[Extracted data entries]

──────

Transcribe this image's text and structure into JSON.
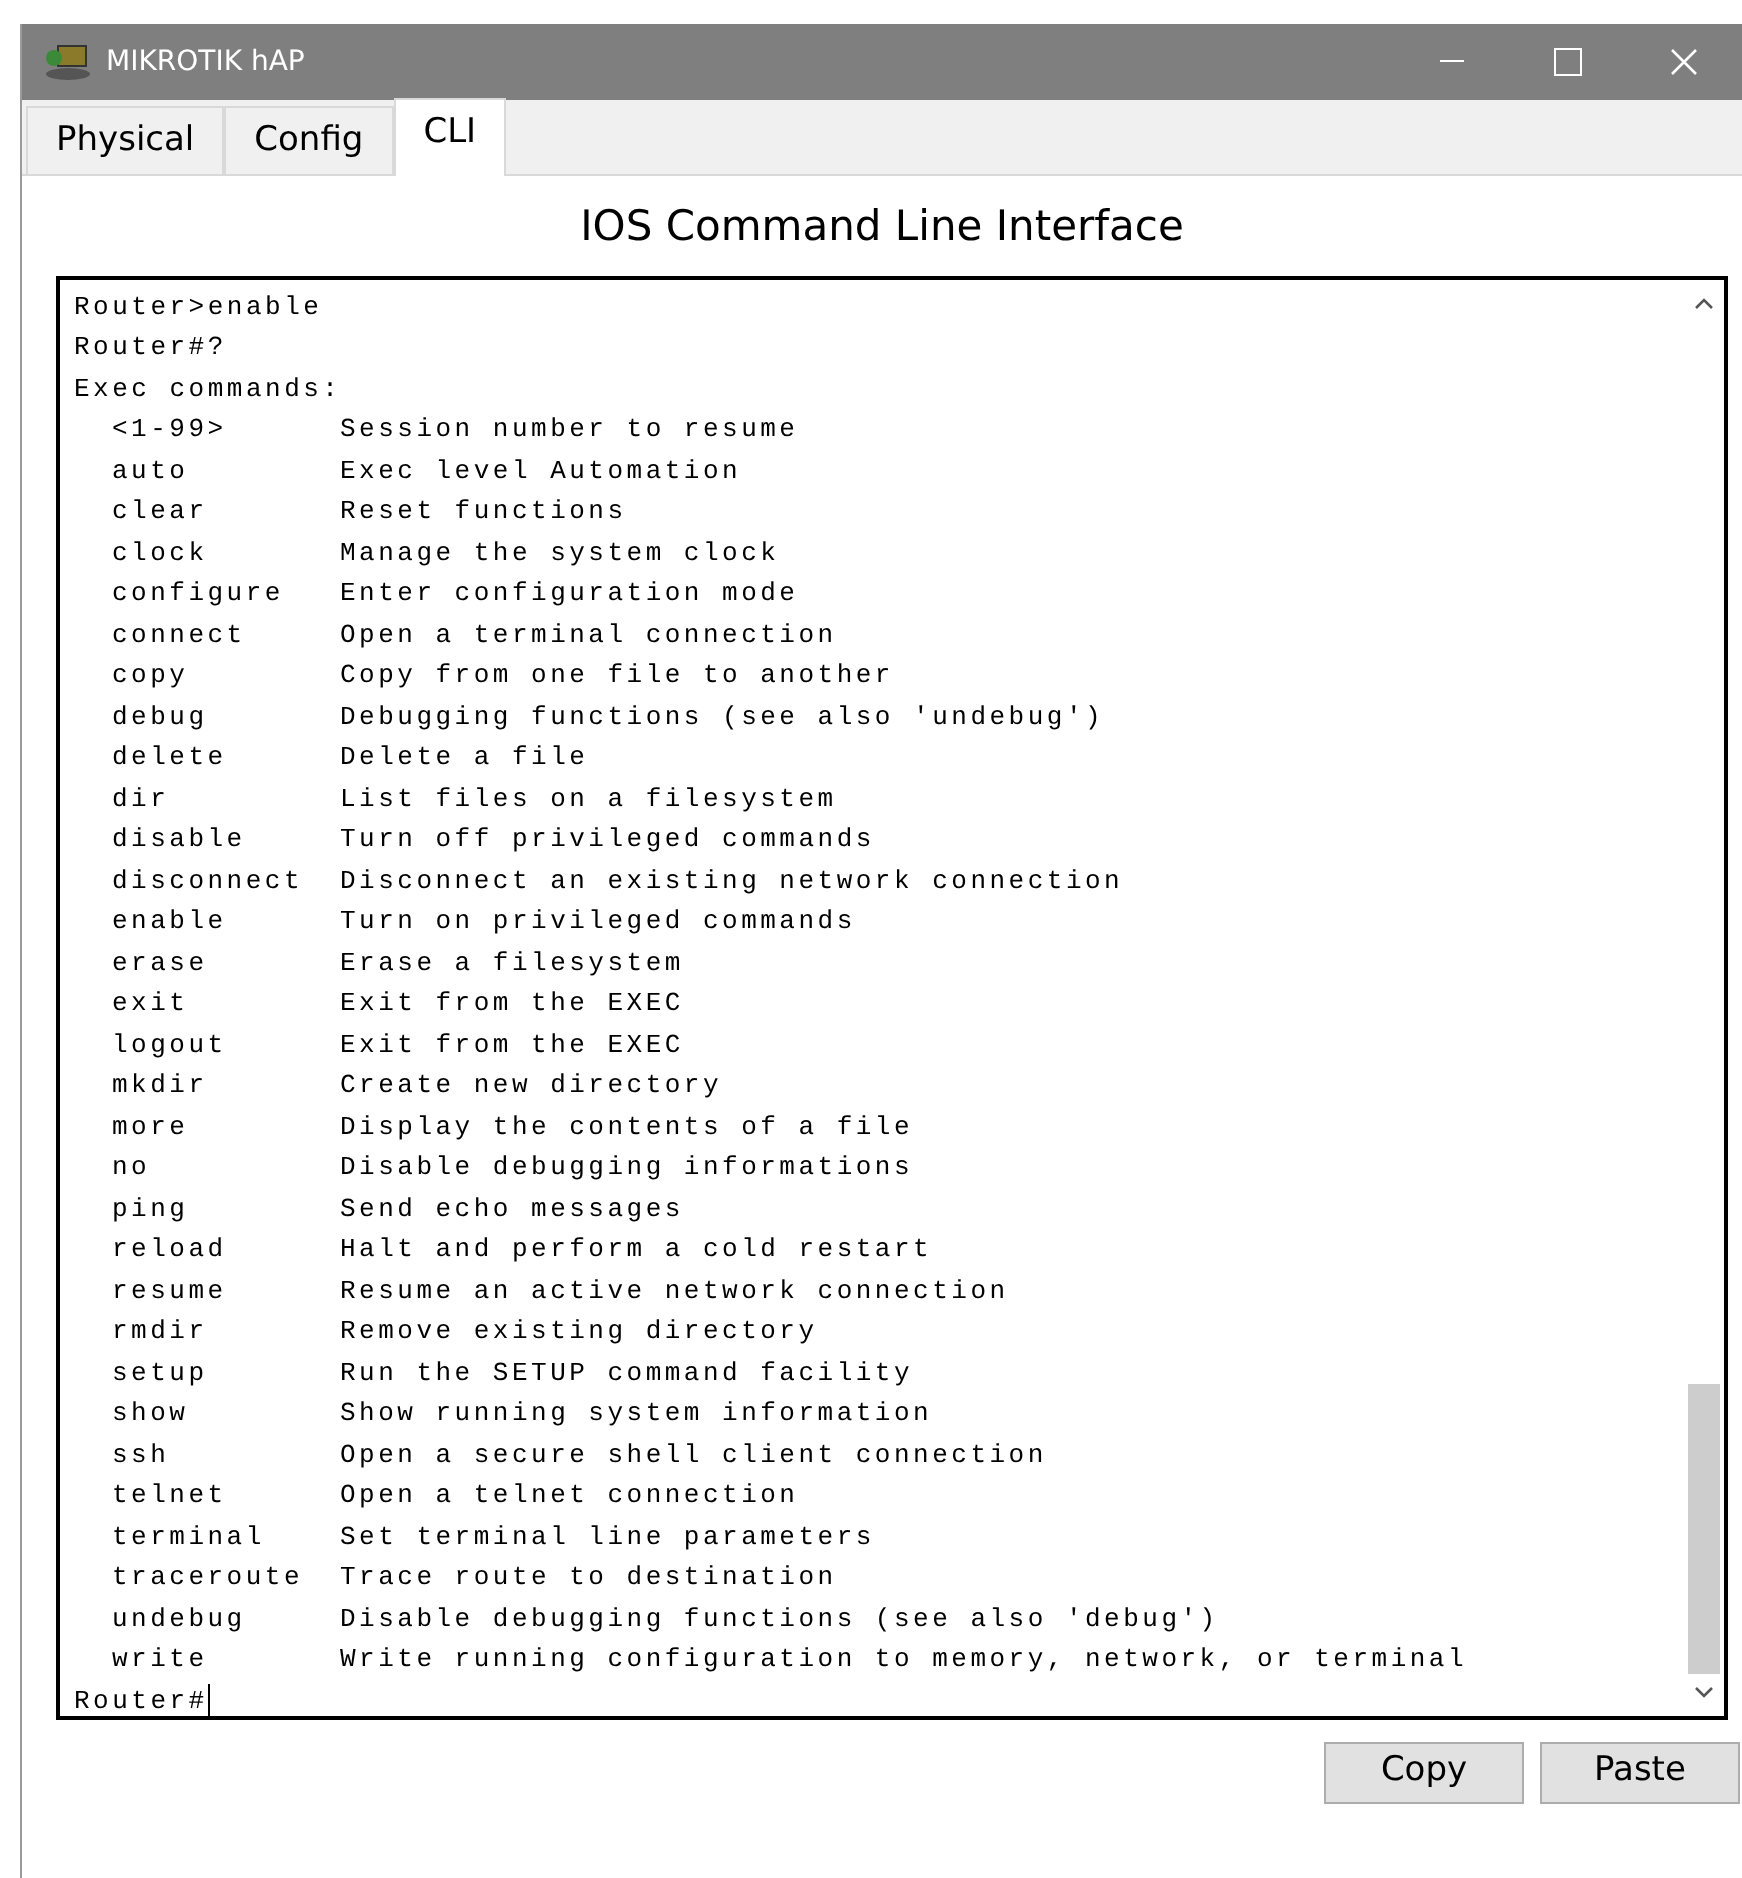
{
  "window": {
    "title": "MIKROTIK hAP"
  },
  "tabs": [
    {
      "label": "Physical",
      "selected": false
    },
    {
      "label": "Config",
      "selected": false
    },
    {
      "label": "CLI",
      "selected": true
    }
  ],
  "heading": "IOS Command Line Interface",
  "terminal": {
    "lines_before": [
      "Router>enable",
      "Router#?",
      "Exec commands:"
    ],
    "commands": [
      {
        "command": "<1-99>",
        "description": "Session number to resume"
      },
      {
        "command": "auto",
        "description": "Exec level Automation"
      },
      {
        "command": "clear",
        "description": "Reset functions"
      },
      {
        "command": "clock",
        "description": "Manage the system clock"
      },
      {
        "command": "configure",
        "description": "Enter configuration mode"
      },
      {
        "command": "connect",
        "description": "Open a terminal connection"
      },
      {
        "command": "copy",
        "description": "Copy from one file to another"
      },
      {
        "command": "debug",
        "description": "Debugging functions (see also 'undebug')"
      },
      {
        "command": "delete",
        "description": "Delete a file"
      },
      {
        "command": "dir",
        "description": "List files on a filesystem"
      },
      {
        "command": "disable",
        "description": "Turn off privileged commands"
      },
      {
        "command": "disconnect",
        "description": "Disconnect an existing network connection"
      },
      {
        "command": "enable",
        "description": "Turn on privileged commands"
      },
      {
        "command": "erase",
        "description": "Erase a filesystem"
      },
      {
        "command": "exit",
        "description": "Exit from the EXEC"
      },
      {
        "command": "logout",
        "description": "Exit from the EXEC"
      },
      {
        "command": "mkdir",
        "description": "Create new directory"
      },
      {
        "command": "more",
        "description": "Display the contents of a file"
      },
      {
        "command": "no",
        "description": "Disable debugging informations"
      },
      {
        "command": "ping",
        "description": "Send echo messages"
      },
      {
        "command": "reload",
        "description": "Halt and perform a cold restart"
      },
      {
        "command": "resume",
        "description": "Resume an active network connection"
      },
      {
        "command": "rmdir",
        "description": "Remove existing directory"
      },
      {
        "command": "setup",
        "description": "Run the SETUP command facility"
      },
      {
        "command": "show",
        "description": "Show running system information"
      },
      {
        "command": "ssh",
        "description": "Open a secure shell client connection"
      },
      {
        "command": "telnet",
        "description": "Open a telnet connection"
      },
      {
        "command": "terminal",
        "description": "Set terminal line parameters"
      },
      {
        "command": "traceroute",
        "description": "Trace route to destination"
      },
      {
        "command": "undebug",
        "description": "Disable debugging functions (see also 'debug')"
      },
      {
        "command": "write",
        "description": "Write running configuration to memory, network, or terminal"
      }
    ],
    "prompt": "Router#"
  },
  "buttons": [
    "Copy",
    "Paste"
  ]
}
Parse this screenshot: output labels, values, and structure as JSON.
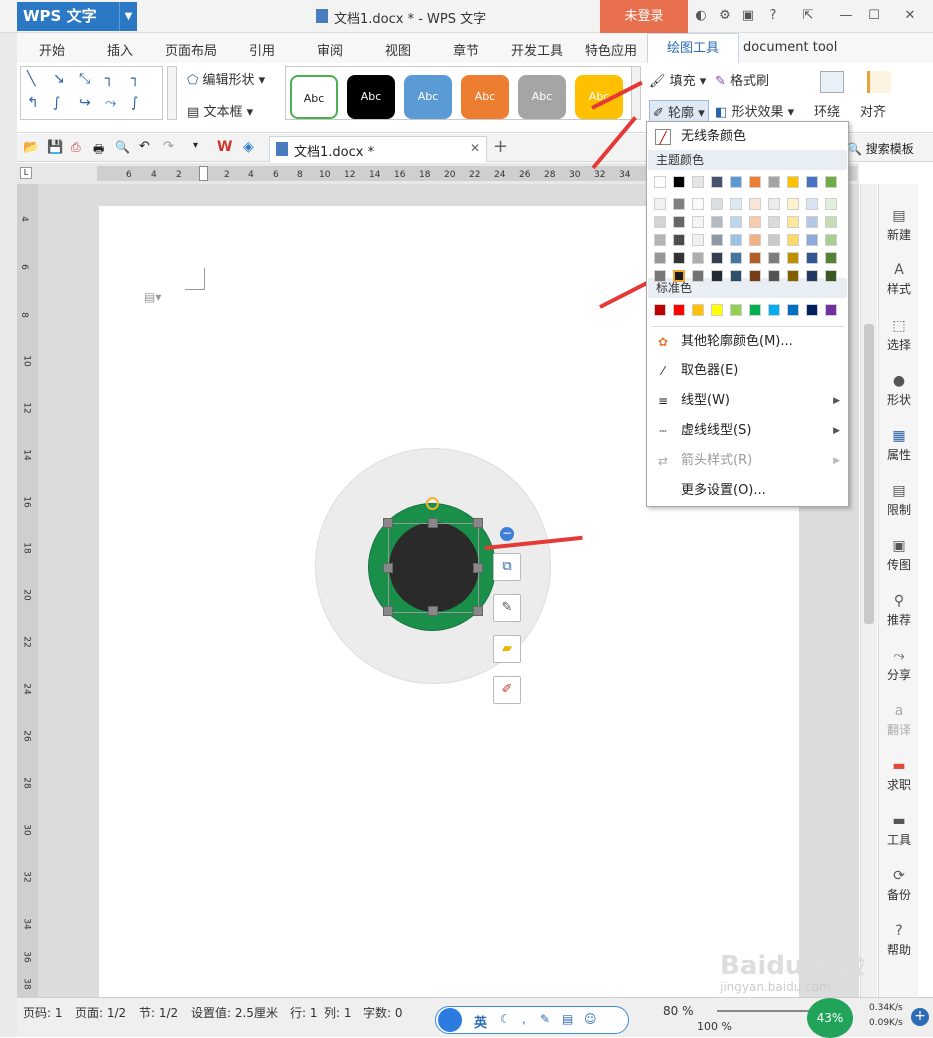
{
  "titlebar": {
    "app_name": "WPS 文字",
    "doc_title": "文档1.docx * - WPS 文字",
    "login_label": "未登录"
  },
  "tabs": [
    "开始",
    "插入",
    "页面布局",
    "引用",
    "审阅",
    "视图",
    "章节",
    "开发工具",
    "特色应用",
    "绘图工具",
    "document tool"
  ],
  "ribbon": {
    "edit_shape": "编辑形状",
    "textbox": "文本框",
    "style_samples": [
      "Abc",
      "Abc",
      "Abc",
      "Abc",
      "Abc",
      "Abc"
    ],
    "fill": "填充",
    "format_painter": "格式刷",
    "outline": "轮廓",
    "shape_effects": "形状效果",
    "wrap": "环绕",
    "align": "对齐"
  },
  "quickbar": {
    "doc_tab": "文档1.docx *",
    "search_template": "搜索模板"
  },
  "ruler": {
    "h_ticks": [
      "6",
      "4",
      "2",
      "2",
      "4",
      "6",
      "8",
      "10",
      "12",
      "14",
      "16",
      "18",
      "20",
      "22",
      "24",
      "26",
      "28",
      "30",
      "32",
      "34"
    ],
    "v_ticks": [
      "4",
      "6",
      "8",
      "10",
      "12",
      "14",
      "16",
      "18",
      "20",
      "22",
      "24",
      "26",
      "28",
      "30",
      "32",
      "34",
      "36",
      "38"
    ]
  },
  "dropdown": {
    "no_line": "无线条颜色",
    "theme_colors_label": "主题颜色",
    "standard_colors_label": "标准色",
    "more_colors": "其他轮廓颜色(M)...",
    "eyedropper": "取色器(E)",
    "line_type": "线型(W)",
    "dash_type": "虚线线型(S)",
    "arrow_style": "箭头样式(R)",
    "more_settings": "更多设置(O)...",
    "theme_row": [
      "#ffffff",
      "#000000",
      "#e7e6e6",
      "#44546a",
      "#5b9bd5",
      "#ed7d31",
      "#a5a5a5",
      "#ffc000",
      "#4472c4",
      "#70ad47"
    ],
    "standard_row": [
      "#c00000",
      "#ff0000",
      "#ffc000",
      "#ffff00",
      "#92d050",
      "#00b050",
      "#00b0f0",
      "#0070c0",
      "#002060",
      "#7030a0"
    ]
  },
  "sidebar": [
    "新建",
    "样式",
    "选择",
    "形状",
    "属性",
    "限制",
    "传图",
    "推荐",
    "分享",
    "翻译",
    "求职",
    "工具",
    "备份",
    "帮助"
  ],
  "status": {
    "page_code": "页码: 1",
    "pages": "页面: 1/2",
    "section": "节: 1/2",
    "setting": "设置值: 2.5厘米",
    "row": "行: 1",
    "col": "列: 1",
    "chars": "字数: 0",
    "zoom": "80 %",
    "zoom2": "100 %",
    "percent": "43%",
    "net_up": "0.34K/s",
    "net_down": "0.09K/s",
    "ime": "英"
  },
  "watermark": "Baidu 经验",
  "watermark_sub": "jingyan.baidu.com"
}
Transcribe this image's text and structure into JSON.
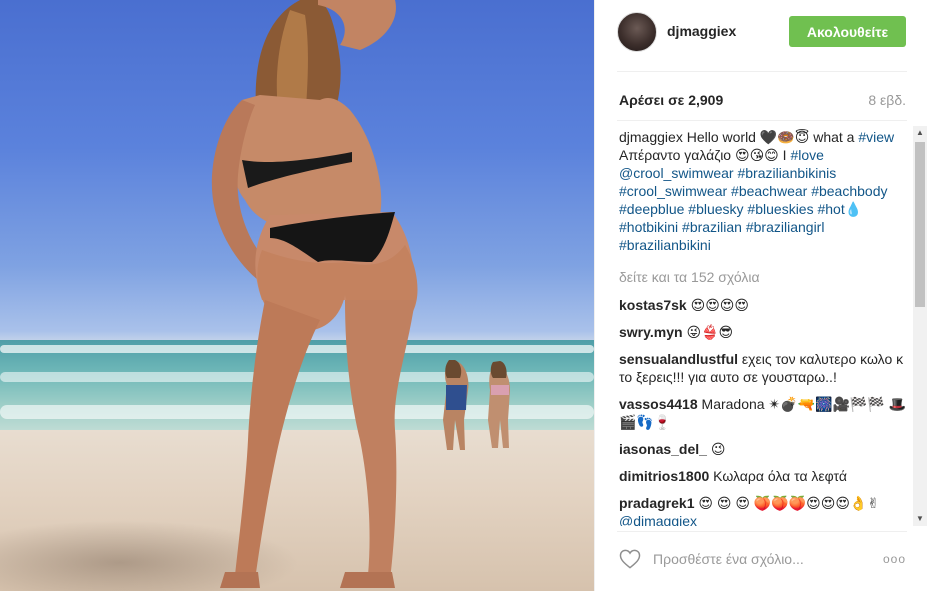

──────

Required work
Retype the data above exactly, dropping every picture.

Answer box
Transcribe this image's text and structure into JSON.
{
  "window": {
    "title": "MIKROTIK hAP"
  },
  "tabs": [
    {
      "label": "Physical",
      "selected": false
    },
    {
      "label": "Config",
      "selected": false
    },
    {
      "label": "CLI",
      "selected": true
    }
  ],
  "heading": "IOS Command Line Interface",
  "terminal": {
    "lines_before": [
      "Router>enable",
      "Router#?",
      "Exec commands:"
    ],
    "commands": [
      {
        "command": "<1-99>",
        "description": "Session number to resume"
      },
      {
        "command": "auto",
        "description": "Exec level Automation"
      },
      {
        "command": "clear",
        "description": "Reset functions"
      },
      {
        "command": "clock",
        "description": "Manage the system clock"
      },
      {
        "command": "configure",
        "description": "Enter configuration mode"
      },
      {
        "command": "connect",
        "description": "Open a terminal connection"
      },
      {
        "command": "copy",
        "description": "Copy from one file to another"
      },
      {
        "command": "debug",
        "description": "Debugging functions (see also 'undebug')"
      },
      {
        "command": "delete",
        "description": "Delete a file"
      },
      {
        "command": "dir",
        "description": "List files on a filesystem"
      },
      {
        "command": "disable",
        "description": "Turn off privileged commands"
      },
      {
        "command": "disconnect",
        "description": "Disconnect an existing network connection"
      },
      {
        "command": "enable",
        "description": "Turn on privileged commands"
      },
      {
        "command": "erase",
        "description": "Erase a filesystem"
      },
      {
        "command": "exit",
        "description": "Exit from the EXEC"
      },
      {
        "command": "logout",
        "description": "Exit from the EXEC"
      },
      {
        "command": "mkdir",
        "description": "Create new directory"
      },
      {
        "command": "more",
        "description": "Display the contents of a file"
      },
      {
        "command": "no",
        "description": "Disable debugging informations"
      },
      {
        "command": "ping",
        "description": "Send echo messages"
      },
      {
        "command": "reload",
        "description": "Halt and perform a cold restart"
      },
      {
        "command": "resume",
        "description": "Resume an active network connection"
      },
      {
        "command": "rmdir",
        "description": "Remove existing directory"
      },
      {
        "command": "setup",
        "description": "Run the SETUP command facility"
      },
      {
        "command": "show",
        "description": "Show running system information"
      },
      {
        "command": "ssh",
        "description": "Open a secure shell client connection"
      },
      {
        "command": "telnet",
        "description": "Open a telnet connection"
      },
      {
        "command": "terminal",
        "description": "Set terminal line parameters"
      },
      {
        "command": "traceroute",
        "description": "Trace route to destination"
      },
      {
        "command": "undebug",
        "description": "Disable debugging functions (see also 'debug')"
      },
      {
        "command": "write",
        "description": "Write running configuration to memory, network, or terminal"
      }
    ],
    "prompt": "Router#"
  },
  "buttons": [
    "Copy",
    "Paste"
  ]
}
Parse this screenshot: output labels, values, and structure as JSON.
{
  "titlebar": {
    "app_name": "WPS 文字",
    "doc_title": "文档1.docx * - WPS 文字",
    "login_label": "未登录"
  },
  "tabs": [
    "开始",
    "插入",
    "页面布局",
    "引用",
    "审阅",
    "视图",
    "章节",
    "开发工具",
    "特色应用",
    "绘图工具",
    "document tool"
  ],
  "ribbon": {
    "edit_shape": "编辑形状",
    "textbox": "文本框",
    "style_samples": [
      "Abc",
      "Abc",
      "Abc",
      "Abc",
      "Abc",
      "Abc"
    ],
    "fill": "填充",
    "format_painter": "格式刷",
    "outline": "轮廓",
    "shape_effects": "形状效果",
    "wrap": "环绕",
    "align": "对齐"
  },
  "quickbar": {
    "doc_tab": "文档1.docx *",
    "search_template": "搜索模板"
  },
  "ruler": {
    "h_ticks": [
      "6",
      "4",
      "2",
      "2",
      "4",
      "6",
      "8",
      "10",
      "12",
      "14",
      "16",
      "18",
      "20",
      "22",
      "24",
      "26",
      "28",
      "30",
      "32",
      "34"
    ],
    "v_ticks": [
      "4",
      "6",
      "8",
      "10",
      "12",
      "14",
      "16",
      "18",
      "20",
      "22",
      "24",
      "26",
      "28",
      "30",
      "32",
      "34",
      "36",
      "38"
    ]
  },
  "dropdown": {
    "no_line": "无线条颜色",
    "theme_colors_label": "主题颜色",
    "standard_colors_label": "标准色",
    "more_colors": "其他轮廓颜色(M)...",
    "eyedropper": "取色器(E)",
    "line_type": "线型(W)",
    "dash_type": "虚线线型(S)",
    "arrow_style": "箭头样式(R)",
    "more_settings": "更多设置(O)...",
    "theme_row": [
      "#ffffff",
      "#000000",
      "#e7e6e6",
      "#44546a",
      "#5b9bd5",
      "#ed7d31",
      "#a5a5a5",
      "#ffc000",
      "#4472c4",
      "#70ad47"
    ],
    "standard_row": [
      "#c00000",
      "#ff0000",
      "#ffc000",
      "#ffff00",
      "#92d050",
      "#00b050",
      "#00b0f0",
      "#0070c0",
      "#002060",
      "#7030a0"
    ]
  },
  "sidebar": [
    "新建",
    "样式",
    "选择",
    "形状",
    "属性",
    "限制",
    "传图",
    "推荐",
    "分享",
    "翻译",
    "求职",
    "工具",
    "备份",
    "帮助"
  ],
  "status": {
    "page_code": "页码: 1",
    "pages": "页面: 1/2",
    "section": "节: 1/2",
    "setting": "设置值: 2.5厘米",
    "row": "行: 1",
    "col": "列: 1",
    "chars": "字数: 0",
    "zoom": "80 %",
    "zoom2": "100 %",
    "percent": "43%",
    "net_up": "0.34K/s",
    "net_down": "0.09K/s",
    "ime": "英"
  },
  "watermark": "Baidu 经验",
  "watermark_sub": "jingyan.baidu.com"
}
Transcribe this image's text and structure into JSON.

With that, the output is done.